From the first line to the last, write out the records exactly, leaving out images.
─── The data
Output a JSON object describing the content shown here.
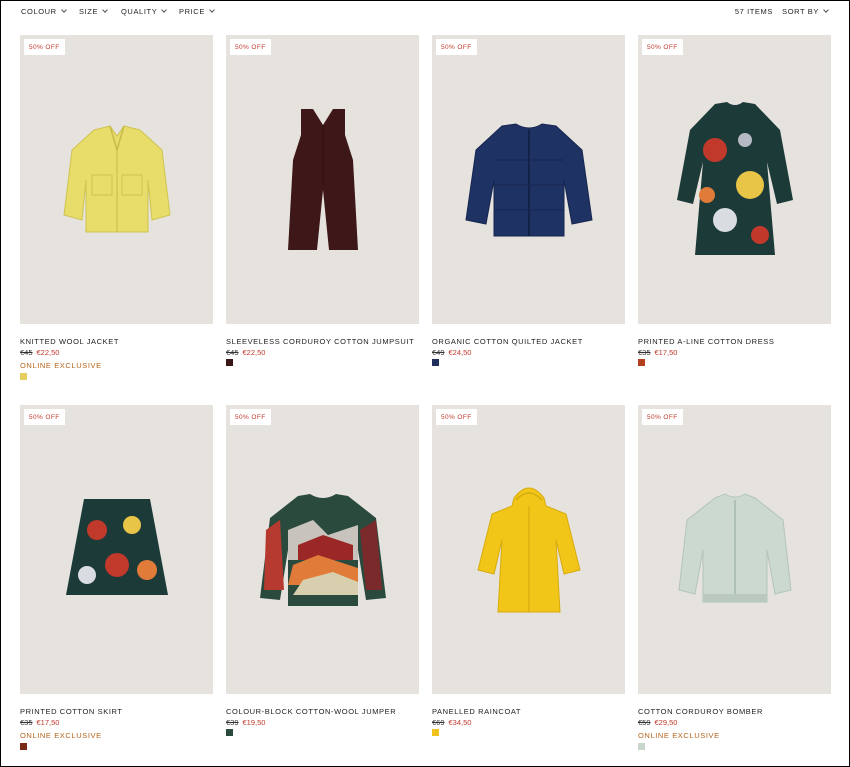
{
  "filters": {
    "colour": "COLOUR",
    "size": "SIZE",
    "quality": "QUALITY",
    "price": "PRICE",
    "items_count": "57 ITEMS",
    "sort": "SORT BY"
  },
  "products": [
    {
      "badge": "50% OFF",
      "name": "KNITTED WOOL JACKET",
      "old_price": "€45",
      "new_price": "€22,50",
      "exclusive": "ONLINE EXCLUSIVE",
      "swatch": "#e3cf5a",
      "icon": "yellow-jacket-icon"
    },
    {
      "badge": "50% OFF",
      "name": "SLEEVELESS CORDUROY COTTON JUMPSUIT",
      "old_price": "€45",
      "new_price": "€22,50",
      "exclusive": "",
      "swatch": "#3b1616",
      "icon": "brown-jumpsuit-icon"
    },
    {
      "badge": "50% OFF",
      "name": "ORGANIC COTTON QUILTED JACKET",
      "old_price": "€49",
      "new_price": "€24,50",
      "exclusive": "",
      "swatch": "#1e2f5c",
      "icon": "navy-quilted-jacket-icon"
    },
    {
      "badge": "50% OFF",
      "name": "PRINTED A-LINE COTTON DRESS",
      "old_price": "€35",
      "new_price": "€17,50",
      "exclusive": "",
      "swatch": "#b5401f",
      "icon": "printed-dress-icon"
    },
    {
      "badge": "50% OFF",
      "name": "PRINTED COTTON SKIRT",
      "old_price": "€35",
      "new_price": "€17,50",
      "exclusive": "ONLINE EXCLUSIVE",
      "swatch": "#7a2a16",
      "icon": "printed-skirt-icon"
    },
    {
      "badge": "50% OFF",
      "name": "COLOUR-BLOCK COTTON-WOOL JUMPER",
      "old_price": "€39",
      "new_price": "€19,50",
      "exclusive": "",
      "swatch": "#2b4a3e",
      "icon": "colour-block-jumper-icon"
    },
    {
      "badge": "50% OFF",
      "name": "PANELLED RAINCOAT",
      "old_price": "€69",
      "new_price": "€34,50",
      "exclusive": "",
      "swatch": "#f0c21e",
      "icon": "yellow-raincoat-icon"
    },
    {
      "badge": "50% OFF",
      "name": "COTTON CORDUROY BOMBER",
      "old_price": "€59",
      "new_price": "€29,50",
      "exclusive": "ONLINE EXCLUSIVE",
      "swatch": "#c9d6cc",
      "icon": "mint-bomber-icon"
    }
  ]
}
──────
Worked solution
Output a JSON object describing the content shown here.
{
  "filters": {
    "colour": "COLOUR",
    "size": "SIZE",
    "quality": "QUALITY",
    "price": "PRICE",
    "items_count": "57 ITEMS",
    "sort": "SORT BY"
  },
  "products": [
    {
      "badge": "50% OFF",
      "name": "KNITTED WOOL JACKET",
      "old_price": "€45",
      "new_price": "€22,50",
      "exclusive": "ONLINE EXCLUSIVE",
      "swatch": "#e3cf5a",
      "icon": "yellow-jacket-icon"
    },
    {
      "badge": "50% OFF",
      "name": "SLEEVELESS CORDUROY COTTON JUMPSUIT",
      "old_price": "€45",
      "new_price": "€22,50",
      "exclusive": "",
      "swatch": "#3b1616",
      "icon": "brown-jumpsuit-icon"
    },
    {
      "badge": "50% OFF",
      "name": "ORGANIC COTTON QUILTED JACKET",
      "old_price": "€49",
      "new_price": "€24,50",
      "exclusive": "",
      "swatch": "#1e2f5c",
      "icon": "navy-quilted-jacket-icon"
    },
    {
      "badge": "50% OFF",
      "name": "PRINTED A-LINE COTTON DRESS",
      "old_price": "€35",
      "new_price": "€17,50",
      "exclusive": "",
      "swatch": "#b5401f",
      "icon": "printed-dress-icon"
    },
    {
      "badge": "50% OFF",
      "name": "PRINTED COTTON SKIRT",
      "old_price": "€35",
      "new_price": "€17,50",
      "exclusive": "ONLINE EXCLUSIVE",
      "swatch": "#7a2a16",
      "icon": "printed-skirt-icon"
    },
    {
      "badge": "50% OFF",
      "name": "COLOUR-BLOCK COTTON-WOOL JUMPER",
      "old_price": "€39",
      "new_price": "€19,50",
      "exclusive": "",
      "swatch": "#2b4a3e",
      "icon": "colour-block-jumper-icon"
    },
    {
      "badge": "50% OFF",
      "name": "PANELLED RAINCOAT",
      "old_price": "€69",
      "new_price": "€34,50",
      "exclusive": "",
      "swatch": "#f0c21e",
      "icon": "yellow-raincoat-icon"
    },
    {
      "badge": "50% OFF",
      "name": "COTTON CORDUROY BOMBER",
      "old_price": "€59",
      "new_price": "€29,50",
      "exclusive": "ONLINE EXCLUSIVE",
      "swatch": "#c9d6cc",
      "icon": "mint-bomber-icon"
    }
  ]
}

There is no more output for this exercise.